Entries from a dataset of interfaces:
──────────────────────────────

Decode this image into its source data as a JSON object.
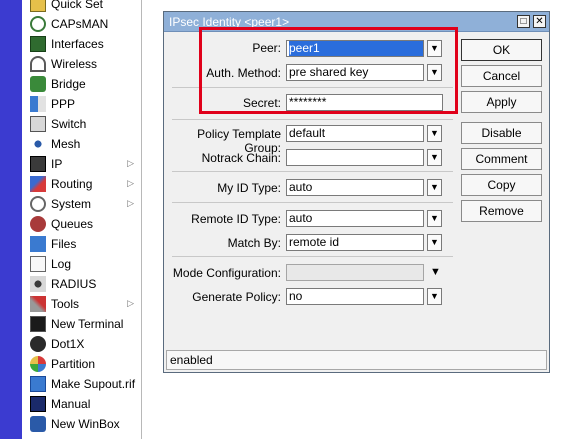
{
  "sidebar": {
    "items": [
      {
        "label": "Quick Set",
        "icon": "quick-set-icon",
        "submenu": false
      },
      {
        "label": "CAPsMAN",
        "icon": "capsman-icon",
        "submenu": false
      },
      {
        "label": "Interfaces",
        "icon": "interfaces-icon",
        "submenu": false
      },
      {
        "label": "Wireless",
        "icon": "wireless-icon",
        "submenu": false
      },
      {
        "label": "Bridge",
        "icon": "bridge-icon",
        "submenu": false
      },
      {
        "label": "PPP",
        "icon": "ppp-icon",
        "submenu": false
      },
      {
        "label": "Switch",
        "icon": "switch-icon",
        "submenu": false
      },
      {
        "label": "Mesh",
        "icon": "mesh-icon",
        "submenu": false
      },
      {
        "label": "IP",
        "icon": "ip-icon",
        "submenu": true
      },
      {
        "label": "Routing",
        "icon": "routing-icon",
        "submenu": true
      },
      {
        "label": "System",
        "icon": "system-icon",
        "submenu": true
      },
      {
        "label": "Queues",
        "icon": "queues-icon",
        "submenu": false
      },
      {
        "label": "Files",
        "icon": "files-icon",
        "submenu": false
      },
      {
        "label": "Log",
        "icon": "log-icon",
        "submenu": false
      },
      {
        "label": "RADIUS",
        "icon": "radius-icon",
        "submenu": false
      },
      {
        "label": "Tools",
        "icon": "tools-icon",
        "submenu": true
      },
      {
        "label": "New Terminal",
        "icon": "terminal-icon",
        "submenu": false
      },
      {
        "label": "Dot1X",
        "icon": "dot1x-icon",
        "submenu": false
      },
      {
        "label": "Partition",
        "icon": "partition-icon",
        "submenu": false
      },
      {
        "label": "Make Supout.rif",
        "icon": "supout-icon",
        "submenu": false
      },
      {
        "label": "Manual",
        "icon": "manual-icon",
        "submenu": false
      },
      {
        "label": "New WinBox",
        "icon": "winbox-icon",
        "submenu": false
      }
    ]
  },
  "dialog": {
    "title": "IPsec Identity <peer1>",
    "fields": {
      "peer": {
        "label": "Peer:",
        "value": "peer1"
      },
      "auth_method": {
        "label": "Auth. Method:",
        "value": "pre shared key"
      },
      "secret": {
        "label": "Secret:",
        "value": "********"
      },
      "policy_template_group": {
        "label": "Policy Template Group:",
        "value": "default"
      },
      "notrack_chain": {
        "label": "Notrack Chain:",
        "value": ""
      },
      "my_id_type": {
        "label": "My ID Type:",
        "value": "auto"
      },
      "remote_id_type": {
        "label": "Remote ID Type:",
        "value": "auto"
      },
      "match_by": {
        "label": "Match By:",
        "value": "remote id"
      },
      "mode_configuration": {
        "label": "Mode Configuration:",
        "value": ""
      },
      "generate_policy": {
        "label": "Generate Policy:",
        "value": "no"
      }
    },
    "buttons": {
      "ok": "OK",
      "cancel": "Cancel",
      "apply": "Apply",
      "disable": "Disable",
      "comment": "Comment",
      "copy": "Copy",
      "remove": "Remove"
    },
    "status": "enabled"
  },
  "colors": {
    "left_band": "#3b3bd0",
    "titlebar": "#8fb0d8",
    "selection": "#2a6ddc",
    "highlight_box": "#e0001a"
  }
}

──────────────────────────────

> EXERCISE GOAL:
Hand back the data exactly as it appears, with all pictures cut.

> REPLY TO THE TASK:
Decode this image into its source data as a JSON object.
{
  "sidebar": {
    "items": [
      {
        "label": "Quick Set",
        "icon": "quick-set-icon",
        "submenu": false
      },
      {
        "label": "CAPsMAN",
        "icon": "capsman-icon",
        "submenu": false
      },
      {
        "label": "Interfaces",
        "icon": "interfaces-icon",
        "submenu": false
      },
      {
        "label": "Wireless",
        "icon": "wireless-icon",
        "submenu": false
      },
      {
        "label": "Bridge",
        "icon": "bridge-icon",
        "submenu": false
      },
      {
        "label": "PPP",
        "icon": "ppp-icon",
        "submenu": false
      },
      {
        "label": "Switch",
        "icon": "switch-icon",
        "submenu": false
      },
      {
        "label": "Mesh",
        "icon": "mesh-icon",
        "submenu": false
      },
      {
        "label": "IP",
        "icon": "ip-icon",
        "submenu": true
      },
      {
        "label": "Routing",
        "icon": "routing-icon",
        "submenu": true
      },
      {
        "label": "System",
        "icon": "system-icon",
        "submenu": true
      },
      {
        "label": "Queues",
        "icon": "queues-icon",
        "submenu": false
      },
      {
        "label": "Files",
        "icon": "files-icon",
        "submenu": false
      },
      {
        "label": "Log",
        "icon": "log-icon",
        "submenu": false
      },
      {
        "label": "RADIUS",
        "icon": "radius-icon",
        "submenu": false
      },
      {
        "label": "Tools",
        "icon": "tools-icon",
        "submenu": true
      },
      {
        "label": "New Terminal",
        "icon": "terminal-icon",
        "submenu": false
      },
      {
        "label": "Dot1X",
        "icon": "dot1x-icon",
        "submenu": false
      },
      {
        "label": "Partition",
        "icon": "partition-icon",
        "submenu": false
      },
      {
        "label": "Make Supout.rif",
        "icon": "supout-icon",
        "submenu": false
      },
      {
        "label": "Manual",
        "icon": "manual-icon",
        "submenu": false
      },
      {
        "label": "New WinBox",
        "icon": "winbox-icon",
        "submenu": false
      }
    ]
  },
  "dialog": {
    "title": "IPsec Identity <peer1>",
    "fields": {
      "peer": {
        "label": "Peer:",
        "value": "peer1"
      },
      "auth_method": {
        "label": "Auth. Method:",
        "value": "pre shared key"
      },
      "secret": {
        "label": "Secret:",
        "value": "********"
      },
      "policy_template_group": {
        "label": "Policy Template Group:",
        "value": "default"
      },
      "notrack_chain": {
        "label": "Notrack Chain:",
        "value": ""
      },
      "my_id_type": {
        "label": "My ID Type:",
        "value": "auto"
      },
      "remote_id_type": {
        "label": "Remote ID Type:",
        "value": "auto"
      },
      "match_by": {
        "label": "Match By:",
        "value": "remote id"
      },
      "mode_configuration": {
        "label": "Mode Configuration:",
        "value": ""
      },
      "generate_policy": {
        "label": "Generate Policy:",
        "value": "no"
      }
    },
    "buttons": {
      "ok": "OK",
      "cancel": "Cancel",
      "apply": "Apply",
      "disable": "Disable",
      "comment": "Comment",
      "copy": "Copy",
      "remove": "Remove"
    },
    "status": "enabled"
  },
  "colors": {
    "left_band": "#3b3bd0",
    "titlebar": "#8fb0d8",
    "selection": "#2a6ddc",
    "highlight_box": "#e0001a"
  }
}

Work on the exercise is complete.